‘Our deepest fear is not that we are inadequate. Our deepest fear is that we are powerful beyond imagination. It is our light more than our darkness which scares us. We ask ourselves – who are we to be brilliant, beautiful, talented, and fabulous. But honestly, who are you to not be so?
Small games do not work in this world. For those around us to feel peace, it is not example to make ourselves small. We were born to express the glory that lives in us. It is not in some of us, it is in all of us. While we allow our light to shine, we unconsciously give permission for others to do the same. When we liberate ourselves from our own fears, simply our presence may liberate others.’
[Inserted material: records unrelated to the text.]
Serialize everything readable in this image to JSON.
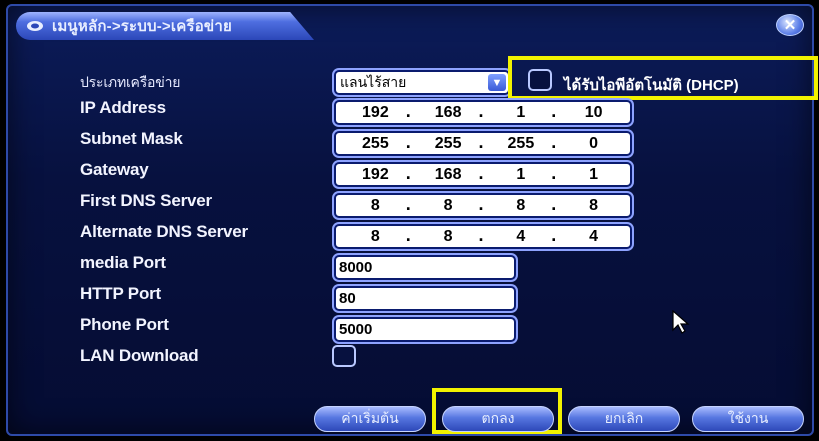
{
  "window": {
    "breadcrumb": "เมนูหลัก->ระบบ->เครือข่าย",
    "close_label": "✕"
  },
  "network_type": {
    "label": "ประเภทเครือข่าย",
    "value": "แลนไร้สาย",
    "arrow": "▼"
  },
  "dhcp": {
    "label": "ได้รับไอพีอัตโนมัติ (DHCP)",
    "checked": false
  },
  "fields": {
    "ip_address": {
      "label": "IP Address",
      "octets": [
        "192",
        "168",
        "1",
        "10"
      ]
    },
    "subnet_mask": {
      "label": "Subnet Mask",
      "octets": [
        "255",
        "255",
        "255",
        "0"
      ]
    },
    "gateway": {
      "label": "Gateway",
      "octets": [
        "192",
        "168",
        "1",
        "1"
      ]
    },
    "first_dns": {
      "label": "First DNS Server",
      "octets": [
        "8",
        "8",
        "8",
        "8"
      ]
    },
    "alt_dns": {
      "label": "Alternate DNS Server",
      "octets": [
        "8",
        "8",
        "4",
        "4"
      ]
    },
    "media_port": {
      "label": "media Port",
      "value": "8000"
    },
    "http_port": {
      "label": "HTTP Port",
      "value": "80"
    },
    "phone_port": {
      "label": "Phone Port",
      "value": "5000"
    },
    "lan_download": {
      "label": "LAN Download",
      "checked": false
    }
  },
  "buttons": {
    "default": "ค่าเริ่มต้น",
    "ok": "ตกลง",
    "cancel": "ยกเลิก",
    "apply": "ใช้งาน"
  },
  "colors": {
    "highlight": "#f2f200",
    "panel": "#07113f",
    "accent": "#4e6ee0"
  }
}
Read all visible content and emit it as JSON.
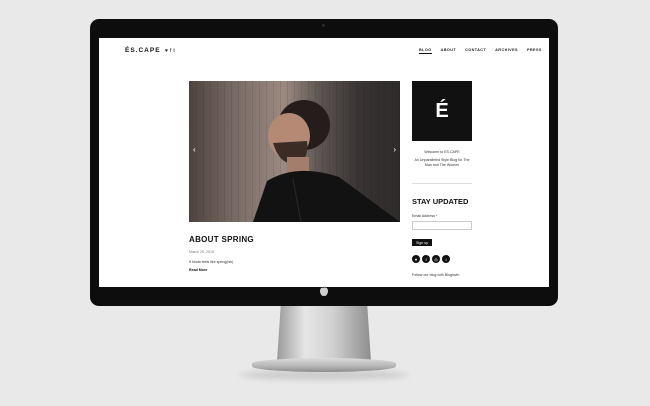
{
  "site": {
    "logo": "ÉS.CAPE",
    "social_top": [
      "♥",
      "f",
      "t"
    ],
    "nav": [
      "BLOG",
      "ABOUT",
      "CONTACT",
      "ARCHIVES",
      "PRESS"
    ]
  },
  "slider": {
    "prev": "‹",
    "next": "›"
  },
  "post": {
    "title": "ABOUT SPRING",
    "date": "March 20, 2015",
    "excerpt": "It kinda feels like spring(ish)",
    "read_more": "Read More"
  },
  "sidebar": {
    "badge_letter": "É",
    "welcome": "Welcome to ES.CAPE",
    "tagline": "An Unparalleled Style Blog for The Man and The Women",
    "newsletter_title": "STAY UPDATED",
    "email_label": "Email Address *",
    "email_value": "",
    "signup_label": "Sign up",
    "social": [
      "♥",
      "f",
      "◎",
      "t"
    ],
    "follow": "Follow our blog with Bloglovin"
  },
  "device": {
    "brand_icon": "apple-logo-icon"
  }
}
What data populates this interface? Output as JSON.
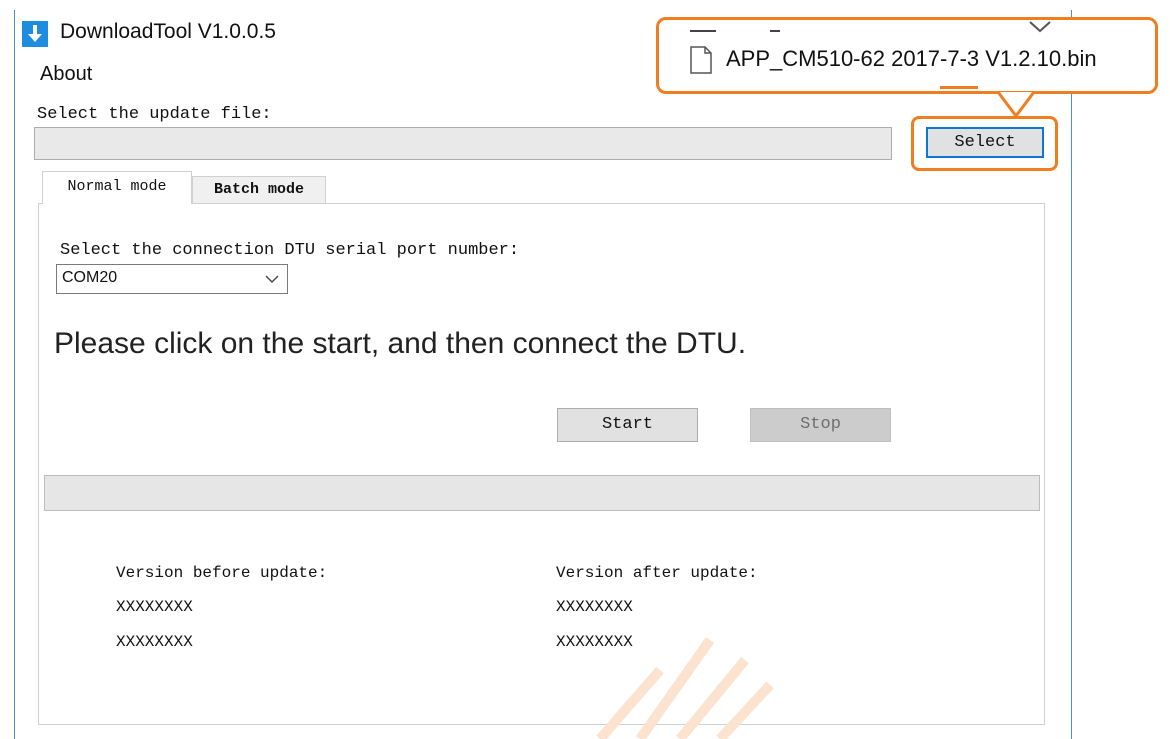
{
  "window": {
    "title": "DownloadTool V1.0.0.5",
    "menu_about": "About"
  },
  "file": {
    "label": "Select the update file:",
    "path_value": "",
    "select_label": "Select"
  },
  "callout": {
    "filename": "APP_CM510-62 2017-7-3 V1.2.10.bin"
  },
  "tabs": [
    {
      "label": "Normal mode",
      "active": true
    },
    {
      "label": "Batch mode",
      "active": false
    }
  ],
  "port": {
    "label": "Select the connection DTU serial port number:",
    "value": "COM20"
  },
  "instruction": "Please click on the start, and then connect the DTU.",
  "buttons": {
    "start": "Start",
    "stop": "Stop"
  },
  "progress": {
    "fraction": 0
  },
  "versions": {
    "before_label": "Version before update:",
    "before_line1": "XXXXXXXX",
    "before_line2": "XXXXXXXX",
    "after_label": "Version after update:",
    "after_line1": "XXXXXXXX",
    "after_line2": "XXXXXXXX"
  },
  "colors": {
    "highlight": "#f07d1f",
    "focus_border": "#0b78d7",
    "icon_blue": "#1e8de0"
  },
  "icons": {
    "app": "download-arrow-icon",
    "file": "document-icon",
    "dropdown": "chevron-down-icon"
  }
}
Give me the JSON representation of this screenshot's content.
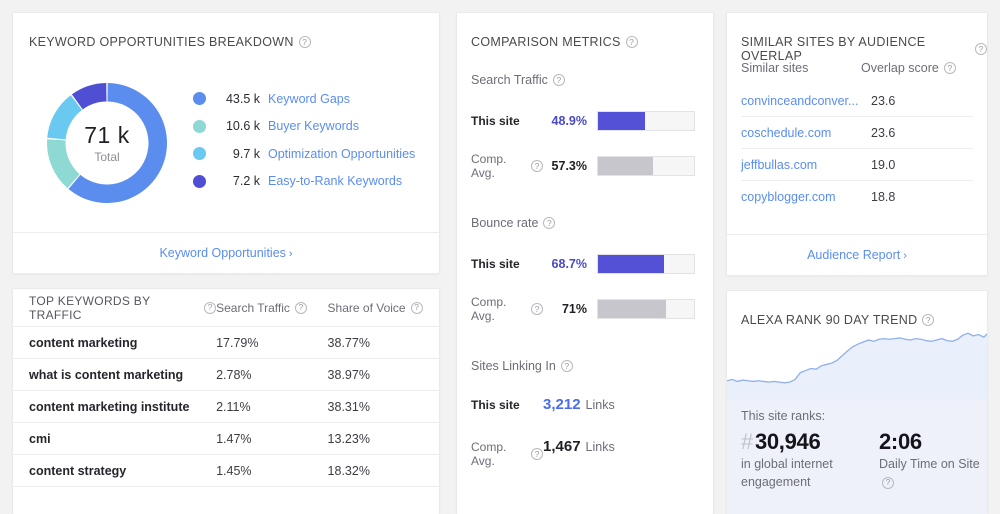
{
  "keyword_breakdown": {
    "title": "KEYWORD OPPORTUNITIES BREAKDOWN",
    "help_icon": "question-mark-icon",
    "total_value": "71 k",
    "total_label": "Total",
    "footer_link": "Keyword Opportunities",
    "footer_chevron": "›",
    "legend": [
      {
        "value": "43.5 k",
        "label": "Keyword Gaps",
        "color": "#5b8def",
        "raw": 43.5
      },
      {
        "value": "10.6 k",
        "label": "Buyer Keywords",
        "color": "#8ed9d4",
        "raw": 10.6
      },
      {
        "value": "9.7 k",
        "label": "Optimization Opportunities",
        "color": "#69c9f0",
        "raw": 9.7
      },
      {
        "value": "7.2 k",
        "label": "Easy-to-Rank Keywords",
        "color": "#4f4fd4",
        "raw": 7.2
      }
    ]
  },
  "top_keywords": {
    "title": "TOP KEYWORDS BY TRAFFIC",
    "columns": [
      "TOP KEYWORDS BY TRAFFIC",
      "Search Traffic",
      "Share of Voice"
    ],
    "rows": [
      {
        "keyword": "content marketing",
        "search_traffic": "17.79%",
        "share_of_voice": "38.77%"
      },
      {
        "keyword": "what is content marketing",
        "search_traffic": "2.78%",
        "share_of_voice": "38.97%"
      },
      {
        "keyword": "content marketing institute",
        "search_traffic": "2.11%",
        "share_of_voice": "38.31%"
      },
      {
        "keyword": "cmi",
        "search_traffic": "1.47%",
        "share_of_voice": "13.23%"
      },
      {
        "keyword": "content strategy",
        "search_traffic": "1.45%",
        "share_of_voice": "18.32%"
      }
    ]
  },
  "comparison_metrics": {
    "title": "COMPARISON METRICS",
    "sections": [
      {
        "name": "Search Traffic",
        "this_site_label": "This site",
        "this_site_value": "48.9%",
        "this_site_pct": 48.9,
        "comp_avg_label": "Comp. Avg.",
        "comp_avg_value": "57.3%",
        "comp_avg_pct": 57.3
      },
      {
        "name": "Bounce rate",
        "this_site_label": "This site",
        "this_site_value": "68.7%",
        "this_site_pct": 68.7,
        "comp_avg_label": "Comp. Avg.",
        "comp_avg_value": "71%",
        "comp_avg_pct": 71
      }
    ],
    "links_section": {
      "name": "Sites Linking In",
      "this_site_label": "This site",
      "this_site_value": "3,212",
      "this_site_unit": "Links",
      "comp_avg_label": "Comp. Avg.",
      "comp_avg_value": "1,467",
      "comp_avg_unit": "Links"
    },
    "accent_color": "#5551d6",
    "neutral_color": "#c6c6cc"
  },
  "similar_sites": {
    "title": "SIMILAR SITES BY AUDIENCE OVERLAP",
    "col_site": "Similar sites",
    "col_score": "Overlap score",
    "rows": [
      {
        "site": "convinceandconver...",
        "score": "23.6"
      },
      {
        "site": "coschedule.com",
        "score": "23.6"
      },
      {
        "site": "jeffbullas.com",
        "score": "19.0"
      },
      {
        "site": "copyblogger.com",
        "score": "18.8"
      }
    ],
    "footer_link": "Audience Report",
    "footer_chevron": "›"
  },
  "alexa_rank": {
    "title": "ALEXA RANK 90 DAY TREND",
    "ranks_label": "This site ranks:",
    "rank_hash": "#",
    "rank_value": "30,946",
    "rank_desc": "in global internet engagement",
    "time_value": "2:06",
    "time_desc": "Daily Time on Site",
    "chart_data": {
      "type": "line",
      "title": "ALEXA RANK 90 DAY TREND",
      "xlabel": "",
      "ylabel": "",
      "grid": false,
      "legend": "none",
      "line_color": "#8fb0ea",
      "fill_color": "#eaf0fb",
      "x": [
        0,
        2,
        4,
        6,
        8,
        10,
        12,
        14,
        16,
        18,
        20,
        22,
        24,
        26,
        28,
        30,
        32,
        34,
        36,
        38,
        40,
        42,
        44,
        46,
        48,
        50,
        52,
        54,
        56,
        58,
        60,
        62,
        64,
        66,
        68,
        70,
        72,
        74,
        76,
        78,
        80,
        82,
        84,
        86,
        88,
        90,
        92,
        94,
        96,
        98,
        100
      ],
      "y": [
        18,
        20,
        17,
        19,
        18,
        17,
        18,
        17,
        16,
        17,
        16,
        15,
        16,
        20,
        30,
        33,
        36,
        35,
        40,
        42,
        44,
        48,
        55,
        62,
        68,
        72,
        75,
        78,
        76,
        79,
        80,
        79,
        80,
        81,
        79,
        78,
        80,
        79,
        77,
        76,
        78,
        80,
        77,
        76,
        79,
        85,
        88,
        84,
        86,
        82,
        90
      ]
    }
  }
}
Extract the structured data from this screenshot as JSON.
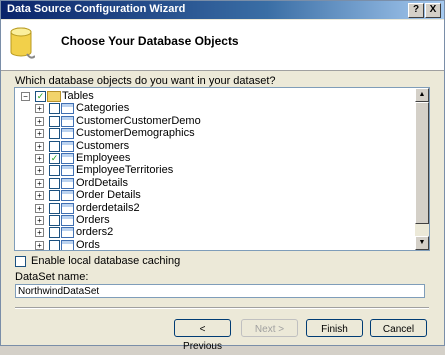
{
  "window": {
    "title": "Data Source Configuration Wizard",
    "help_button": "?",
    "close_button": "X"
  },
  "header": {
    "title": "Choose Your Database Objects"
  },
  "question": "Which database objects do you want in your dataset?",
  "tree": {
    "root": {
      "label": "Tables",
      "checked": true
    },
    "items": [
      {
        "label": "Categories",
        "checked": false
      },
      {
        "label": "CustomerCustomerDemo",
        "checked": false
      },
      {
        "label": "CustomerDemographics",
        "checked": false
      },
      {
        "label": "Customers",
        "checked": false
      },
      {
        "label": "Employees",
        "checked": true
      },
      {
        "label": "EmployeeTerritories",
        "checked": false
      },
      {
        "label": "OrdDetails",
        "checked": false
      },
      {
        "label": "Order Details",
        "checked": false
      },
      {
        "label": "orderdetails2",
        "checked": false
      },
      {
        "label": "Orders",
        "checked": false
      },
      {
        "label": "orders2",
        "checked": false
      },
      {
        "label": "Ords",
        "checked": false
      }
    ]
  },
  "caching": {
    "label": "Enable local database caching",
    "checked": false
  },
  "dataset": {
    "label": "DataSet name:",
    "value": "NorthwindDataSet"
  },
  "buttons": {
    "previous": "< Previous",
    "next": "Next >",
    "finish": "Finish",
    "cancel": "Cancel"
  }
}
- Marianne Williamson in Return to Love: Reflections on a Course in Miracles
There are, it's said, three conceits. "I am better than you", "I am the same as you", and "I am nothing special/worse than you." These are, as the argument goes, all forms of ego, though one or two more subtle than the others. For this post, I'll focus on the last of the conceits only (otherwise, I'd be in danger of writing many more "endless paragraphs" than some can stomach).
Some forms of religion have always encouraged a sense of self-worthlessness, that we are no good, that we require saving and - to the extreme - that we are unworthy sinners from the second we breathe air to the moment we gasp our last. I can see the practical (though horrid) nature of encouraging such a thing: people who feel a lack of self-worth are far more likely to embrace dependency, surrender themselves, be unquestioning of their masters and generally give up any ownership of critical thinking - exactly the qualities some forms of religion thrive on in order to easily indoctrinate the parish and have them pay for the privilege.
However, the sense of "I'm nothing special" is, at best an attempt to seek attention or, in the worst case, a detrimental influence to anyone who hears the words said by someone who has achieved quite a lot. One might think, "Well, if THEY are 'nothing special', what hope do I have of achieving anything?!"
Attention seekers are easily spotted and of little danger. I have a friend who is an incredible painter. His work is applauded by most who see it, but of course, he will say, "Oh, it's nothing special." This makes way - predictably - for quick-fire replies of, "Oh, you mustn't say that! It's fabulous - such amazing creativity; to have your talent is a blessing!" And so the compliments pour on until he's drowning in praise. Clearly the chap is a gifted artist. He knows as much. Every gifted artist knows their own talent. Even if they do try to convince others otherwise.
The big danger, though, comes when people in position who have achieved enormous amounts say, "Oh, I'm nothing much, really - just a silly businessman" or whatever it is they do. Humility has it's place, but when others seek guidance from such people, such achievers, and all they hear is, "I'm nothing really", what sort of message does that send out? A man who builds a whole empire and achieves the impossible is not "nothing special". Such a man is incredibly special, and any attempt to play down achievements doesn't do anyone any favours at all.
Of course, no-one likes a bragger. There is a balance to be found. If, say, I was the student of the writer Stephen King or - had I been around then - of PG Wodehouse and after reading their works and being spellbound by them they were to say, "Oh that? Those are just words - I'm nothing special." I'd hardly feel encouraged. "Well, Mr King, " I might reply, "if what you have achieved is nothing special, what hope do I have to even write one page of quality?!"
In the simplest of terms, special people who say they are not are taking away from anyone who feels guided by them. And, on the most basic level, it's an untruth. If anyone has achieved greatly, they are someone special. Think of Gandhi, Martin Luther King, Albert Einstein or that bloke who invented the Playstation. These are special people. For anyone to say otherwise is simply absurd.
But again, there is a balance to be found. One mustn't be so conceited that one thinks there is no room for improvement, or that one is superior (one of the three conceits) to everyone else. This also causes problems. But to shirk away from knowing that we have potential or, in some cases, have fulfilled our potential, is just as absurd.
For me, there is nothing sadder - achiever or not - than to hear anyone say they are not special or "nothing much". Those who haven't yet achieved, I feel a genuine sadness, because they almost certainly have it in their heads that they will probably never achieve much. Those who have achieved greatly, I roll my eyes and usually let out a long sigh. If someone genuinely thinks little of themselves, that is their right, but to proclaim it to the world - especially those who are in reverence - does no good at all and, potentially, does much damage.
"I'm better than you" is problematic for obvious reasons. "I am the same as you" robs a person of individuality, which then restricts aspiration, creativity, ideas and progress. "I am nothing special" develops an unquestioning, entirely servile minds of non-achievers, which restricts all progress, and in achievers, such an absurd claim restricts inspiration and the self-confidence of others.
Whoever you are - non-achiever or otherwise - it is perhaps best to think of yourself as yourself, with the same potential for failure or success as everyone else. There is never going to be another "you" - not ever, and if that's not something incredibly special, worth infinitely more than any material possession or bank balance, then I'm not sure what is.